As shown in FIG. 1, a portion of electrode plate 32 projects beyond the edge of the insulating and cover portions. The shape and orientation of the bay in the housing is such that the testing device may be hung on a fence wire shown in section at 67. Electrically, as shown here, wire 67 for supporting the testing device would be at the same potential as spade tip 47 of the probe electrode. This will permit the device to be supported with the probe at the insulated wire end to be put into the ground.
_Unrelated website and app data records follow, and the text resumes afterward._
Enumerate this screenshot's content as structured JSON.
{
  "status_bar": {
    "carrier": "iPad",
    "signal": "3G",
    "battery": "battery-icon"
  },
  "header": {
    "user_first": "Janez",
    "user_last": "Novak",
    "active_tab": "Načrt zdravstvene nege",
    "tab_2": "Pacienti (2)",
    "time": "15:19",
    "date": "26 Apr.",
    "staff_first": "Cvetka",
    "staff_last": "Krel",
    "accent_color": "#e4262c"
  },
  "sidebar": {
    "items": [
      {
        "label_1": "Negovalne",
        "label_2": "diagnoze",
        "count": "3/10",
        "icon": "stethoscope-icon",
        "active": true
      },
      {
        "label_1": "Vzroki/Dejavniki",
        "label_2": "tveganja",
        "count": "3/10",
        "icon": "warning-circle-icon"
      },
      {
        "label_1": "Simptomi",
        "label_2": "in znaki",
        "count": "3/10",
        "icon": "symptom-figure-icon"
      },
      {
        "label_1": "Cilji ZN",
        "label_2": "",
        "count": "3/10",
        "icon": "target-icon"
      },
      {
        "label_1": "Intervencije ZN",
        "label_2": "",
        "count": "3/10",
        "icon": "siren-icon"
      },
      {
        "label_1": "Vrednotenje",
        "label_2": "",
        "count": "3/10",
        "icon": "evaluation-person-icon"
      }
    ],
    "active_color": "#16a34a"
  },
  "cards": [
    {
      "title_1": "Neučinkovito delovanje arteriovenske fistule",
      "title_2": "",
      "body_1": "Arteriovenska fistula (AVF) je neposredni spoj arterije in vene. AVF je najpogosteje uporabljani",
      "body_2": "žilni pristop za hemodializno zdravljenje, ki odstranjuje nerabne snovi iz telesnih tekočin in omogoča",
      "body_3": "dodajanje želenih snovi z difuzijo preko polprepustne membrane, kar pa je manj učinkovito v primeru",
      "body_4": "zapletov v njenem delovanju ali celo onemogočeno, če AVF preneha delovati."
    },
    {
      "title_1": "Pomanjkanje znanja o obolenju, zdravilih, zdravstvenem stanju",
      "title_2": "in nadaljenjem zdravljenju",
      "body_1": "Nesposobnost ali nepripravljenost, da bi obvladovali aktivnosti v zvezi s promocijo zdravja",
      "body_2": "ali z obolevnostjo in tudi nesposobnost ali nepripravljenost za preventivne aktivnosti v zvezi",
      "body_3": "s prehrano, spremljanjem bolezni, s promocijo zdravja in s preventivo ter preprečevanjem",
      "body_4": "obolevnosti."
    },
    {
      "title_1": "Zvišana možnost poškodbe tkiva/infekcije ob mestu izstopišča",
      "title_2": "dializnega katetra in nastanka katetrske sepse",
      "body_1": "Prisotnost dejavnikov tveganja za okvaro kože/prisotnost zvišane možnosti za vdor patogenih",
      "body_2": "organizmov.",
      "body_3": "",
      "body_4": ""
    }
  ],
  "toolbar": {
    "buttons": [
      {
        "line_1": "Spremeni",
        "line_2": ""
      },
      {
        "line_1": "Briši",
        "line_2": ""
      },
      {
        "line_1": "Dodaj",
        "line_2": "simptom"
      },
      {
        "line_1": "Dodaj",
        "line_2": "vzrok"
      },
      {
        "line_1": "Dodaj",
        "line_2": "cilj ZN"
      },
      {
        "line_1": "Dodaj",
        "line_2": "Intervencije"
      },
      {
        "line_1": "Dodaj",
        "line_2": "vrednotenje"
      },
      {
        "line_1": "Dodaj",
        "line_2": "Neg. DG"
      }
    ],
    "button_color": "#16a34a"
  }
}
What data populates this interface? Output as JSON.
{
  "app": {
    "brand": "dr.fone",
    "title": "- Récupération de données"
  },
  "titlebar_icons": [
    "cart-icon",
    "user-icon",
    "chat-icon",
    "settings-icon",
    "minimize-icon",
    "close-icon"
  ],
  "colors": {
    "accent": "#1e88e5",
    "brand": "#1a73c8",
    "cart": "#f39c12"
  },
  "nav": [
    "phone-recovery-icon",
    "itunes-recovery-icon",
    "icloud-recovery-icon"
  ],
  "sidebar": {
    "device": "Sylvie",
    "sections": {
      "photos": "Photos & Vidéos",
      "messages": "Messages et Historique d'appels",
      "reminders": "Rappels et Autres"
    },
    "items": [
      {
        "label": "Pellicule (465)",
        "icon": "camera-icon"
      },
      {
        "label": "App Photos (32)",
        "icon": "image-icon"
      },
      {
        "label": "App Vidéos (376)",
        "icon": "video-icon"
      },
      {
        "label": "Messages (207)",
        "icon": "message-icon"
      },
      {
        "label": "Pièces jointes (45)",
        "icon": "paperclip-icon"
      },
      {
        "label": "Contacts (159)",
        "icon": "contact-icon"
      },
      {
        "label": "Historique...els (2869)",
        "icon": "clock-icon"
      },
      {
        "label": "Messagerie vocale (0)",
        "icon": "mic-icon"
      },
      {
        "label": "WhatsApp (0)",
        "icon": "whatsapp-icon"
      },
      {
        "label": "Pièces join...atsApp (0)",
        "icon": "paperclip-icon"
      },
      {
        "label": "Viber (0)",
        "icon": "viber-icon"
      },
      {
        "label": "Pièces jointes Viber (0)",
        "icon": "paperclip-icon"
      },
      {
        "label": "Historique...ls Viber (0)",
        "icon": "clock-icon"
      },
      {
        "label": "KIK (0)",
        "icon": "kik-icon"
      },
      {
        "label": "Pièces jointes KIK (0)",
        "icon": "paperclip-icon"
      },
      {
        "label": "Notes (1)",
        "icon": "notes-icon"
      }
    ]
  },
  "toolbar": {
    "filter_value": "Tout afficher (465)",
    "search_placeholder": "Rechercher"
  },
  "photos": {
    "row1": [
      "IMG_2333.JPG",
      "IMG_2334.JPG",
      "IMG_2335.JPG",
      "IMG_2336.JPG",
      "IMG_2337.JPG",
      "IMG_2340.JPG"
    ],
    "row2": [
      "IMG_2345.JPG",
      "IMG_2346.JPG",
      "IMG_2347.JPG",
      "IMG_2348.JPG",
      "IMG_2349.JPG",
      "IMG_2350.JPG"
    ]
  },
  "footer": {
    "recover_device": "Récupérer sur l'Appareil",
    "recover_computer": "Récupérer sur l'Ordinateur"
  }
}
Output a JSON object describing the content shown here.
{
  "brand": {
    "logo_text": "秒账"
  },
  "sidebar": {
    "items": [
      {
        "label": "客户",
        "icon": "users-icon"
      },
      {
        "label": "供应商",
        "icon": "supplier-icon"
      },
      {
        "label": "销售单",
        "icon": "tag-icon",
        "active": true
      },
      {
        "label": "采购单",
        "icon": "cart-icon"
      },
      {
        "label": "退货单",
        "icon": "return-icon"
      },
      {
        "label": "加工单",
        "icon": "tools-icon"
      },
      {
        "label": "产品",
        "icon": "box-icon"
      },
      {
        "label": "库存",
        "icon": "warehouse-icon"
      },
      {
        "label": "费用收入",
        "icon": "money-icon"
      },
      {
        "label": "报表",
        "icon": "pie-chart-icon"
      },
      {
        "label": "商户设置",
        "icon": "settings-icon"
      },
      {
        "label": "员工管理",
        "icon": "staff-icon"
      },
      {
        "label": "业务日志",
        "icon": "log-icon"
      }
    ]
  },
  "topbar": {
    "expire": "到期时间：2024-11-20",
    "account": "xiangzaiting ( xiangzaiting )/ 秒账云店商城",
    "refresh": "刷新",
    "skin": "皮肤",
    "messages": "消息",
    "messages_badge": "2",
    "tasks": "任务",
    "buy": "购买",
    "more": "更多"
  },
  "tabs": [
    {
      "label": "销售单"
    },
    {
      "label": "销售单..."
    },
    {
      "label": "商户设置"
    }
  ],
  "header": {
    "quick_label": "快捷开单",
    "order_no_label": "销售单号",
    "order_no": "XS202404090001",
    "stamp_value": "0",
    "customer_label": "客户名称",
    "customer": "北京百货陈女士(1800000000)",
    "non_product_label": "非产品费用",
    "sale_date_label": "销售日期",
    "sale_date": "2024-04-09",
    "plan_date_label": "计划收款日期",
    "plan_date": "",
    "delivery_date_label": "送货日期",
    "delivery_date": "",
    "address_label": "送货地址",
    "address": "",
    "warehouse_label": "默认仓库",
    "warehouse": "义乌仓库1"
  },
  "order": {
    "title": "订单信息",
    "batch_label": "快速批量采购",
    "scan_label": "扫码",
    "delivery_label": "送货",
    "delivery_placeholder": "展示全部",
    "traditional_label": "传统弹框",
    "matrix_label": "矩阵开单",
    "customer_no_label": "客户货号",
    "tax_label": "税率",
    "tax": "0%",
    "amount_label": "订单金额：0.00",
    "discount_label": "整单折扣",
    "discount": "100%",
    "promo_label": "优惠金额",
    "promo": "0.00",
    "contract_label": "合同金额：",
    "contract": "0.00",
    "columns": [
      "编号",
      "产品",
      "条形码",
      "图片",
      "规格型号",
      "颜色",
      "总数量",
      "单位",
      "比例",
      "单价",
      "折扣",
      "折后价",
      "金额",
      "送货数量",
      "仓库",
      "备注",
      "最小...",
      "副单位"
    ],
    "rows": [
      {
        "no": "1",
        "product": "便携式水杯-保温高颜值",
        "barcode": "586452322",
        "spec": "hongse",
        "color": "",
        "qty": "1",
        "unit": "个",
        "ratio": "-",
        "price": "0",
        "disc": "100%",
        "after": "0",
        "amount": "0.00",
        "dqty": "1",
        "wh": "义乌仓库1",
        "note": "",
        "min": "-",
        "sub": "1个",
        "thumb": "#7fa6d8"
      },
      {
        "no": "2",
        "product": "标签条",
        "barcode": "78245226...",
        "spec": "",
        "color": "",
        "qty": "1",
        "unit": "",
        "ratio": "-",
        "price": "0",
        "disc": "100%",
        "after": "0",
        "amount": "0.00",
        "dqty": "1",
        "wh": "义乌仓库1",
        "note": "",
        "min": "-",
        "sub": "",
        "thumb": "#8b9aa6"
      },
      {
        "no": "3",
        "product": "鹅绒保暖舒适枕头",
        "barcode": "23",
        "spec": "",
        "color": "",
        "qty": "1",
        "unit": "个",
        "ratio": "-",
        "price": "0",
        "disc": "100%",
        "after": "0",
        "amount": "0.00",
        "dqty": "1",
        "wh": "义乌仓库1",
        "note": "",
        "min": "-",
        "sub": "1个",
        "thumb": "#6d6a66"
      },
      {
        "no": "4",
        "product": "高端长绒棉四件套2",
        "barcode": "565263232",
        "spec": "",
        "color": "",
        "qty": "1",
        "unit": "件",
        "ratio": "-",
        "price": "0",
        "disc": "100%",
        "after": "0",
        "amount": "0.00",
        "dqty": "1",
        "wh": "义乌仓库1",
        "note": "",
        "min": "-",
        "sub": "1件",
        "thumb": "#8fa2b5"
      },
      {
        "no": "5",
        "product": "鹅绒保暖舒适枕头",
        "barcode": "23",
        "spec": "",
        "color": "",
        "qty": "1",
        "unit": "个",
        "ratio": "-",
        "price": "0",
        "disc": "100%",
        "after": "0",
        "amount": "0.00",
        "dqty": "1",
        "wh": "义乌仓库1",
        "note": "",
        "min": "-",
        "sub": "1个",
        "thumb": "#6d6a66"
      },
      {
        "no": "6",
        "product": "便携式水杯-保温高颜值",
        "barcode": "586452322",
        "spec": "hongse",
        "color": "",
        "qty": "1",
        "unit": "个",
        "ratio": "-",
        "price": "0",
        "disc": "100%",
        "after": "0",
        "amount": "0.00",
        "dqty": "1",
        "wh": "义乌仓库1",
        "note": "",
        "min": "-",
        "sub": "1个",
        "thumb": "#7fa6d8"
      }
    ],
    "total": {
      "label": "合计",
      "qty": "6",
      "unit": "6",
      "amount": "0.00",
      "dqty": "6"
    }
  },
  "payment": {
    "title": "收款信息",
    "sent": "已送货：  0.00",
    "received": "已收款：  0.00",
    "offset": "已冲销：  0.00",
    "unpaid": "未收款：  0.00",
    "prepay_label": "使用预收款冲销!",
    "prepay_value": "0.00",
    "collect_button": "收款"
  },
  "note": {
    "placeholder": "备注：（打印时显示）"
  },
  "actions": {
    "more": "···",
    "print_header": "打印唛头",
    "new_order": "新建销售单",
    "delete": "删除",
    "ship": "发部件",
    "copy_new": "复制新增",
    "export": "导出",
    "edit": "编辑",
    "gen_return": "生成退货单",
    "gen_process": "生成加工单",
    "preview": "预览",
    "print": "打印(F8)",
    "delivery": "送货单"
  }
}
This will permit work on a live fence without danger.

The arrangement of the bays in the housing base and housing cover is such and the dimensions of the electrode plate are such that while a bare wire can readily contact the electrode when the tester is hung, a person holding the tester will ordinarily not be able to contact the electrode edge within the bay.

What is claimed is:

1. An electrical circuit testing device comprising: a generally flat elongated shallow housing of electrically insulating plastic, a plurality of guide pins extending upwardly from the bottom of the housing, certain of said pins being positioned along a line of said housing and extending beyond the open top of said housing, said housing having sidewalls with cut-outs at the housing ends, there being a guide pin near each housing end, a flat metal probe member apertured to permit said probe member to slip over a pin and having a portion extending through the sidewall cut-out to project beyond the housing, said housing bottom under the probe member being shaped to provide a seat in which said probe member is retained and restrained against movement except along the length of said guide pin, said housing being shaped to provide a retaining pocket for a small neon glow lamp with the housing bottom having a window therethrough, said lamp having two leads, one lead extending toward said probe member and being connected to said guide pin, the other lead extending away from the probe member along the housing length, a ballast resistor lying in a pocket in said housing bottom, said other lamp lead being connected to one resistor terminal, the other resistor terminal being a wire lead extending away from the lamp, a flat metal electrode in said housing connected to said other resistor lead and apertured to permit said electrode to slip over at least one guide pin, said electrode being beyond said resistor along the housing length and being near the bottom of a bay in the housing sideand bottom, said bay being shaped so that the housing may be hung over a wire with the wire being able to contact the edge of said flat metal electrode, a heavily insulated length of wire having one wire end connected to said flat metal electrode and curled about guide pins and extending through the sidewall of the housing at the end remote from the first metal probe, and a second metal probe supported from and connected to the free wire end, a top for said molded housing of insulating material, said top having a window therethrough registering with the housing window, said top having molded bosses for pressing against the metal parts and insulated wire in said housing to lock the same whereby said device may be used for testing for electrical potentials between said first probe as one electrode and said flat electrode or second probe as the other electrode.

2. The device according to claim 1 wherein said bays and electrode plate are so dimensioned and shaped that while a bare wire may readily contact the electrode edge in said bay when said device is hung on a wire, a person holding the device cannot readily reach the electrode portion in said bay with his fingers.

Patent Citations
Cited PatentFiling datePublication dateApplicantTitle
GB683997A * Title not available
Referenced by
Citing PatentFiling datePublication dateApplicantTitle
US5003250 *Aug 9, 1988Mar 26, 1991Hiroshi HukubaVoltage testing device for electric tooth-brush
U.S. Classification324/122, 324/133
International ClassificationG01R19/145
Cooperative ClassificationG01R19/145
European ClassificationG01R19/145